Distinguishing pathogenic from non-pathogenic microbes presents an interesting challenge to the host immune system and is critical for eliciting the appropriate immune response to combat the invading pathogen. Vacuolar pathogens have evolved multiple strategies to manipulate host functions to promote intracellular survival, necessitating co-evolution of immune molecular sensory networks that detect the pathogen attempts at subversion. To dissect how this process occurs at the molecular level we have developed methodology that monitors modifications on host proteins to reverse-engineer the host response networks to pathogenic infection in silico. To this end, we are using the respiratory pathogen Legionella pneumophila as a model organism to decipher specific regulation of host cellular pathways to pathogenic challenge. The overall goal of the project is to use biochemical and molecular approaches to characterize how cellular pathways in macrophages utilize regulatory molecular modifications, such as ubiquitin, to specifically alter the outcome of signaling cascades in response pathogenic infection. Specific emphasis is placed on the cellular cascades that coordinate the cytokine response of innate immune cells.

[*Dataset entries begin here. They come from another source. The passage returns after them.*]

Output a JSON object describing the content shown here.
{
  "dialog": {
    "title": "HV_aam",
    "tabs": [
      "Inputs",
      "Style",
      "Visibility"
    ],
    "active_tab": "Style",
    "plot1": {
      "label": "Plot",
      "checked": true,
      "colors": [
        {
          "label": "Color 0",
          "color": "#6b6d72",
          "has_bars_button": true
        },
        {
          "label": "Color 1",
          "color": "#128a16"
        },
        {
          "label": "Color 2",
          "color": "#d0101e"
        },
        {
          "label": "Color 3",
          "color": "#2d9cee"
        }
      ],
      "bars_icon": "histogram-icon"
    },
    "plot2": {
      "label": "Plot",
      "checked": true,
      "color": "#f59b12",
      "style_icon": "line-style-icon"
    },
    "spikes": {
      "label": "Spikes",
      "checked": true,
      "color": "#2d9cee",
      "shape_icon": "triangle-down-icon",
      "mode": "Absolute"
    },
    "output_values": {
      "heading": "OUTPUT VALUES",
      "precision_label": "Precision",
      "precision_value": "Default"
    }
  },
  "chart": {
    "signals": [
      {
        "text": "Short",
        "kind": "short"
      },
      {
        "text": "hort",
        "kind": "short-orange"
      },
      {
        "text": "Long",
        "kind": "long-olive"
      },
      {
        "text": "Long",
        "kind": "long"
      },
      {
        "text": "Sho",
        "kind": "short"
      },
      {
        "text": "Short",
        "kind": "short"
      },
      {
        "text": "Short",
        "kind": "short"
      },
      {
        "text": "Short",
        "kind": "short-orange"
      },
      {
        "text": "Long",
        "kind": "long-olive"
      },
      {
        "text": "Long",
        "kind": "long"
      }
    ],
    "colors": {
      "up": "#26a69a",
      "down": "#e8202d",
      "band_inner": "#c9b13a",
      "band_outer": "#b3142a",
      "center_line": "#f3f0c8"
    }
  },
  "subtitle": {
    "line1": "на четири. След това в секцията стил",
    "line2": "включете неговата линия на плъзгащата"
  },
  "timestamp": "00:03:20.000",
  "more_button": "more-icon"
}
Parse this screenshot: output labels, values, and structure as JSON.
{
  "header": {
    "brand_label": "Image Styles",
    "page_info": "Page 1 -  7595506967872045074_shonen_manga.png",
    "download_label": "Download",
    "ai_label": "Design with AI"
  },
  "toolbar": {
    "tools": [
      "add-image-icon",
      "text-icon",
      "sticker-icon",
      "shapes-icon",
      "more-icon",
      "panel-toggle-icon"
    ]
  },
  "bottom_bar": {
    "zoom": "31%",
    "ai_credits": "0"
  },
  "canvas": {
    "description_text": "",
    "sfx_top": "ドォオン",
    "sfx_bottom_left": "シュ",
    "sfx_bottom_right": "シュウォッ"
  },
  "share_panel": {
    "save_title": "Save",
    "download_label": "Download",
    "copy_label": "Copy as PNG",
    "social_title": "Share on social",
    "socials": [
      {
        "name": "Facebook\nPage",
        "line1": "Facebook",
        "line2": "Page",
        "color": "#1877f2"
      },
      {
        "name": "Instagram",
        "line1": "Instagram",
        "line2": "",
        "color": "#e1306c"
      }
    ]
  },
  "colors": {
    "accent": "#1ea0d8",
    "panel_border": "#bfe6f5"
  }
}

Deciphering the molecular interactions between the respiratory bacterial pathogen Legionella pneumophila and cells of the innate immune system will uncover how the host distinguishes virulent from avirulent microbes to initiate appropriate antimicrobial responses. This knowledge will ultimately aid in the design of more effective antimicrobial therapies.
|Ivanov, Stanimir S; Roy, Craig R (2013) Pathogen signatures activate a ubiquitination pathway that modulates the function of the metabolic checkpoint kinase mTOR. Nat Immunol 14:1219-28|